By Bruce Norris. Directed by Janet Wright. An Arts Club Theatre production. At the Stanley Industrial Alliance Stage on Wednesday, September 12. Continues until October 7
Bruce Norris’s Clybourne Park has won both Pulitzer and Olivier awards, but what is the fuss about?
Norris’s script riffs on racial tensions. In Act 1, which is set in 1959, Bev and Russ—a white, middle-aged couple living in the white, middle-class Chicago neighbourhood of Clybourne Park—are surprised to find that the family they have sold their house to through their real-estate agent is black. Karl, who represents the neighbourhood association, warns that if Bev and Russ allow the sale to go through, Clybourne Park will become a black community and property values will tank.

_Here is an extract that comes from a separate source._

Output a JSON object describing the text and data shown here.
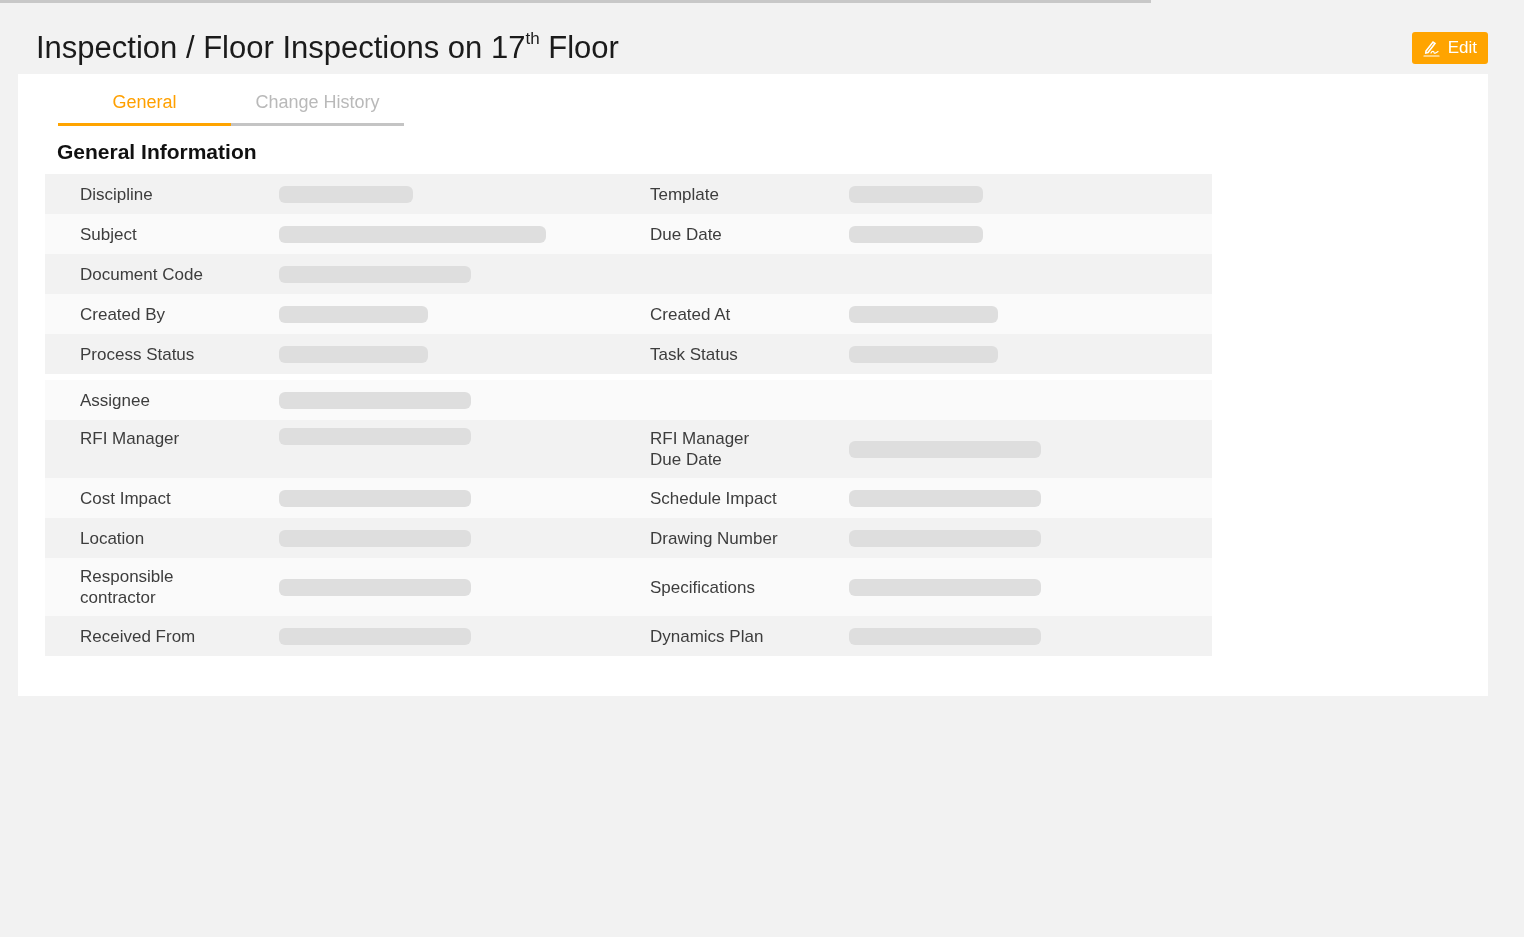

In Act 2 (2009), we find out that Karl was right: the now primarily African-American neighbourhood is pulling itself out of violent times, and the new black neighbourhood association isn’t keen on a young white couple buying Bev and Russ’s old house. Clybourne resident Lena worries that if the gentrifying area whitens, the history of her community’s upward mobility will be lost.

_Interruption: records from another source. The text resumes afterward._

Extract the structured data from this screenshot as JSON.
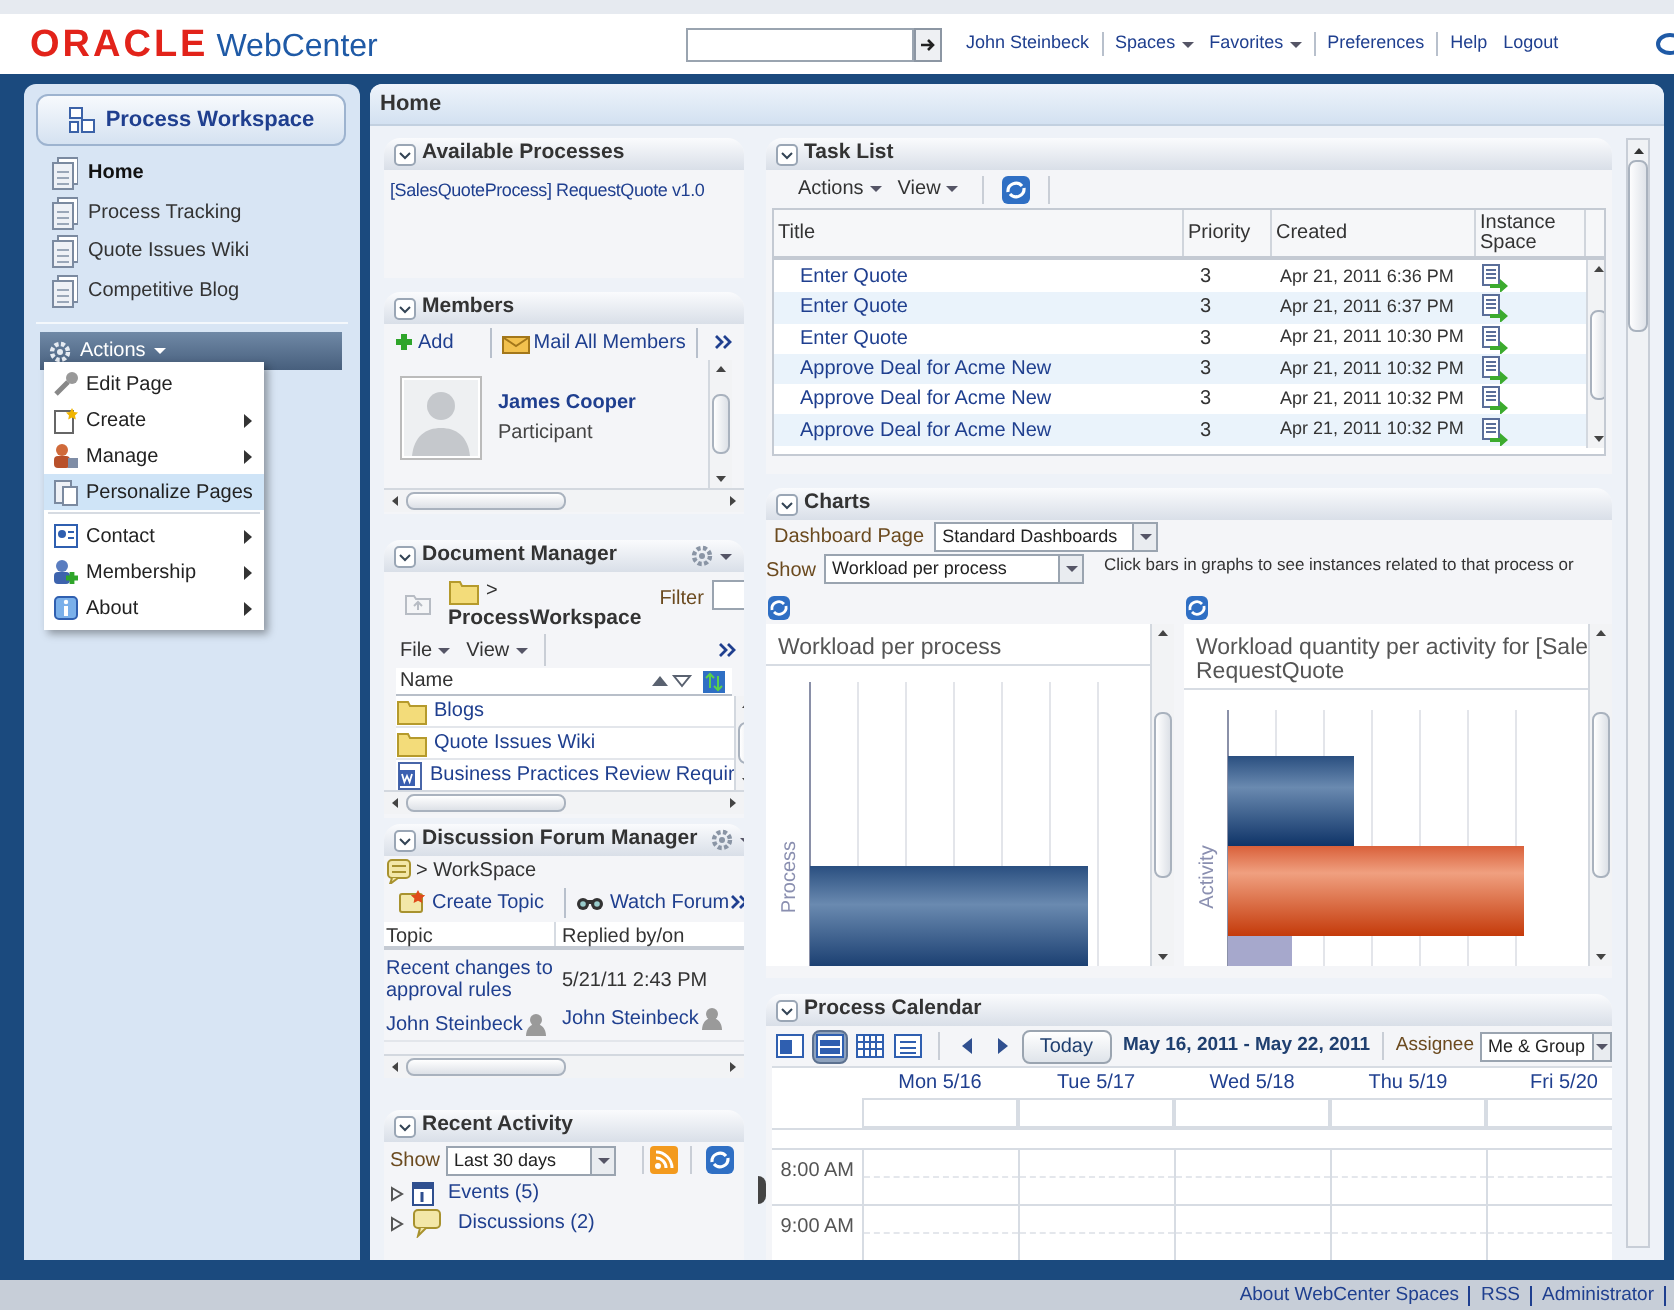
{
  "header": {
    "brand": "ORACLE",
    "product": "WebCenter",
    "nav": [
      {
        "label": "John Steinbeck",
        "kind": "link",
        "divider_after": true
      },
      {
        "label": "Spaces",
        "kind": "menu",
        "divider_after": false
      },
      {
        "label": "Favorites",
        "kind": "menu",
        "divider_after": true
      },
      {
        "label": "Preferences",
        "kind": "link",
        "divider_after": true
      },
      {
        "label": "Help",
        "kind": "link",
        "divider_after": false
      },
      {
        "label": "Logout",
        "kind": "link",
        "divider_after": false
      }
    ]
  },
  "sidebar": {
    "title": "Process Workspace",
    "pages": [
      {
        "label": "Home",
        "selected": true
      },
      {
        "label": "Process Tracking",
        "selected": false
      },
      {
        "label": "Quote Issues Wiki",
        "selected": false
      },
      {
        "label": "Competitive Blog",
        "selected": false
      }
    ],
    "actions_label": "Actions",
    "actions_menu": [
      {
        "label": "Edit Page",
        "kind": "edit",
        "submenu": false,
        "selected": false,
        "divider_before": false
      },
      {
        "label": "Create",
        "kind": "create",
        "submenu": true,
        "selected": false,
        "divider_before": false
      },
      {
        "label": "Manage",
        "kind": "manage",
        "submenu": true,
        "selected": false,
        "divider_before": false
      },
      {
        "label": "Personalize Pages",
        "kind": "personalize",
        "submenu": false,
        "selected": true,
        "divider_before": false
      },
      {
        "label": "Contact",
        "kind": "contact",
        "submenu": true,
        "selected": false,
        "divider_before": true
      },
      {
        "label": "Membership",
        "kind": "membership",
        "submenu": true,
        "selected": false,
        "divider_before": false
      },
      {
        "label": "About",
        "kind": "about",
        "submenu": true,
        "selected": false,
        "divider_before": false
      }
    ]
  },
  "breadcrumb": "Home",
  "available_processes": {
    "title": "Available Processes",
    "items": [
      "[SalesQuoteProcess] RequestQuote v1.0"
    ]
  },
  "members": {
    "title": "Members",
    "actions": [
      {
        "label": "Add",
        "kind": "add"
      },
      {
        "label": "Mail All Members",
        "kind": "mail"
      }
    ],
    "people": [
      {
        "name": "James Cooper",
        "role": "Participant"
      }
    ]
  },
  "document_manager": {
    "title": "Document Manager",
    "path_separator": ">",
    "folder": "ProcessWorkspace",
    "filter_label": "Filter",
    "menus": [
      "File",
      "View"
    ],
    "column": "Name",
    "files": [
      {
        "name": "Blogs",
        "kind": "folder"
      },
      {
        "name": "Quote Issues Wiki",
        "kind": "folder"
      },
      {
        "name": "Business Practices Review Requir",
        "kind": "document"
      }
    ]
  },
  "discussions": {
    "title": "Discussion Forum Manager",
    "path": "> WorkSpace",
    "actions": [
      {
        "label": "Create Topic",
        "kind": "create"
      },
      {
        "label": "Watch Forum",
        "kind": "watch"
      }
    ],
    "columns": [
      "Topic",
      "Replied by/on"
    ],
    "topics": [
      {
        "title": "Recent changes to approval rules",
        "author": "John Steinbeck",
        "replied_on": "5/21/11 2:43 PM",
        "replied_by": "John Steinbeck"
      }
    ]
  },
  "recent_activity": {
    "title": "Recent Activity",
    "show_label": "Show",
    "period": "Last 30 days",
    "items": [
      {
        "label": "Events (5)",
        "kind": "events"
      },
      {
        "label": "Discussions (2)",
        "kind": "discussions"
      }
    ]
  },
  "task_list": {
    "title": "Task List",
    "menus": [
      "Actions",
      "View"
    ],
    "columns": [
      "Title",
      "Priority",
      "Created",
      "Instance Space"
    ],
    "rows": [
      {
        "title": "Enter Quote",
        "priority": "3",
        "created": "Apr 21, 2011 6:36 PM"
      },
      {
        "title": "Enter Quote",
        "priority": "3",
        "created": "Apr 21, 2011 6:37 PM"
      },
      {
        "title": "Enter Quote",
        "priority": "3",
        "created": "Apr 21, 2011 10:30 PM"
      },
      {
        "title": "Approve Deal for Acme New",
        "priority": "3",
        "created": "Apr 21, 2011 10:32 PM"
      },
      {
        "title": "Approve Deal for Acme New",
        "priority": "3",
        "created": "Apr 21, 2011 10:32 PM"
      },
      {
        "title": "Approve Deal for Acme New",
        "priority": "3",
        "created": "Apr 21, 2011 10:32 PM"
      }
    ]
  },
  "charts": {
    "title": "Charts",
    "dashboard_label": "Dashboard Page",
    "dashboard": "Standard Dashboards",
    "show_label": "Show",
    "show": "Workload per process",
    "hint": "Click bars in graphs to see instances related to that process or",
    "panels": [
      {
        "title_lines": [
          "Workload per process"
        ],
        "axis_label": "Process",
        "kind": "single"
      },
      {
        "title_lines": [
          "Workload quantity per activity for [Sale",
          "RequestQuote"
        ],
        "axis_label": "Activity",
        "kind": "multi"
      }
    ]
  },
  "calendar": {
    "title": "Process Calendar",
    "views": [
      {
        "kind": "day",
        "selected": false
      },
      {
        "kind": "week",
        "selected": true
      },
      {
        "kind": "month",
        "selected": false
      },
      {
        "kind": "list",
        "selected": false
      }
    ],
    "today": "Today",
    "range": "May 16, 2011 - May 22, 2011",
    "assignee_label": "Assignee",
    "assignee": "Me & Group",
    "days": [
      "Mon 5/16",
      "Tue 5/17",
      "Wed 5/18",
      "Thu 5/19",
      "Fri 5/20"
    ],
    "times": [
      "8:00 AM",
      "9:00 AM"
    ]
  },
  "footer": {
    "links": [
      "About WebCenter Spaces",
      "RSS",
      "Administrator"
    ]
  }
}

Nice premise. But the racism in Act 1 is antique and obvious, and the reversal in Act 2 is hardly more subtle. In the only passage that resonates for me, the second-act characters explore politically incorrect humour. (“What do a white woman and a tampon have in common? They’re both stuck up cunts.”) But racial specifics that are hugely charged in the States are far less inflammatory and less interesting here. Yes, there is racism in Canada and some of it is antiblack, but the narratives of Canadian racism and Canadian real estate are very different from the narratives that play out in this piece.
Besides, the play is morally static: one character in each act holds the high ground. In Act 1 it’s the homeowner Russ, who rails at the insensitivity of the rest, and in Act 2 it’s the new buyer Steve, who argues that everybody should calm down and cop a sense of humour. So the play isn’t as complicated as it pretends to be.

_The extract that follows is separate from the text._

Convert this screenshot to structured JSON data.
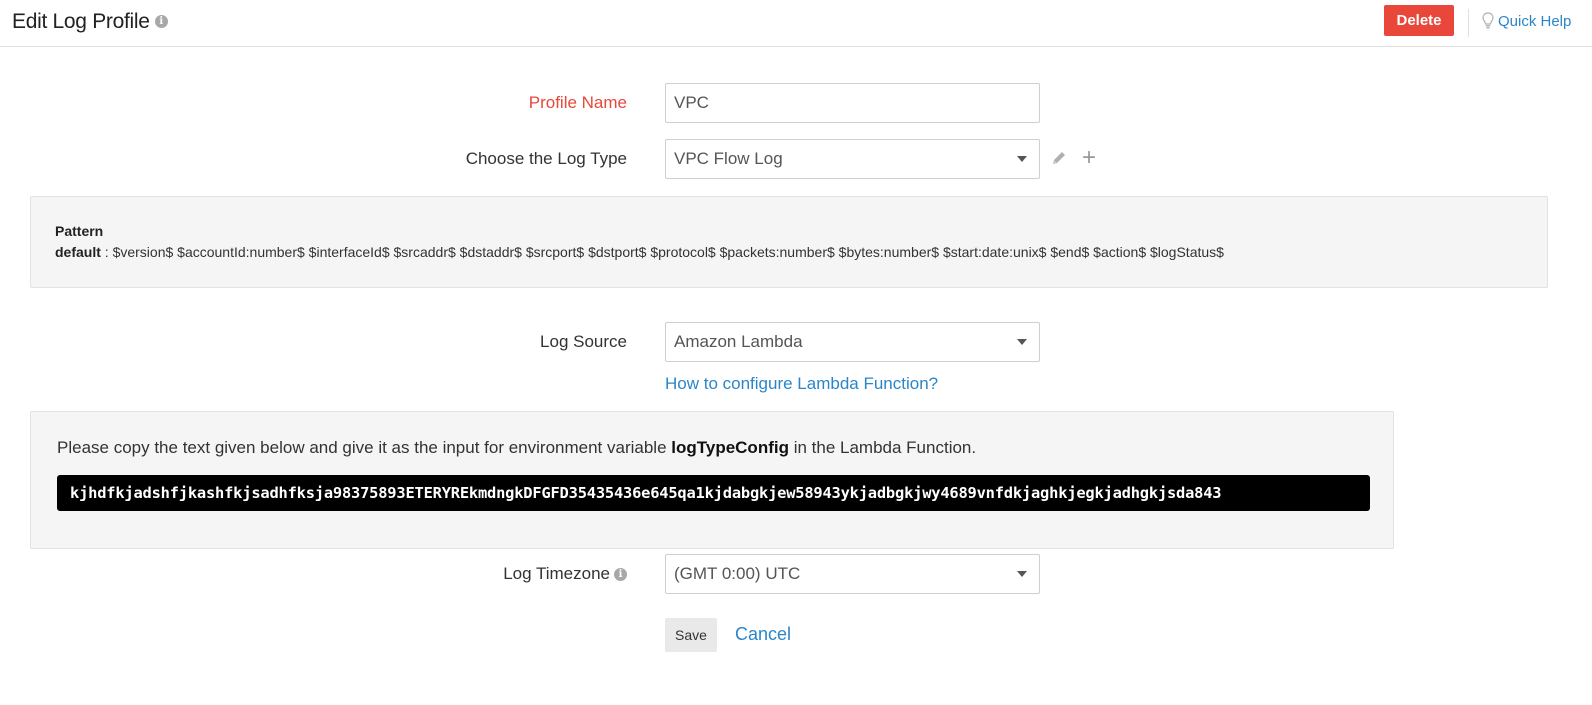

Both of the characters who are essentially right are also male and white. And speaking of biases, I was offended by the playwright’s portrayal of Betsy, the deaf wife of Karl, the neighbourhood-association guy. Her deafness may be a metaphor for the other characters’ self-involvement, but playwright Norris also exploits her deafness to make her look stupid: “Wha’ happen’?”
Director Janet Wright doesn’t help things out. Stylistically, Act 1 is a mess. Andrew Wheeler’s Russ is impressively naturalistic, while Deborah Williams’s Bev is a cartoon of a ’50s housewife. Because Act 1 lacks a stable stylistic bottom line, its combination of comedy and darkness feels incoherent rather than complex. Fortunately, Act 2 is much more consistent.
Playing racist Karl and outspoken buyer Steve—all of the actors are double-cast—Robert Moloney shines. In his Arts Club debut, Sebastien Archibald creates a handsome pair of portraits—as an ineffectual priest in Act 1 and a wry lawyer in Act 2. I also particularly enjoyed the pissed-off restraint that Marci T. House brings to Francine, the maid, in the first half and the acidic righteousness of her Lena in the second.
Ted Roberts’s set is a barn—way too big—and the main entrance is hidden far stage right.
The script has won big awards, but in this production and in this cultural context, Clybourne Park looks minor.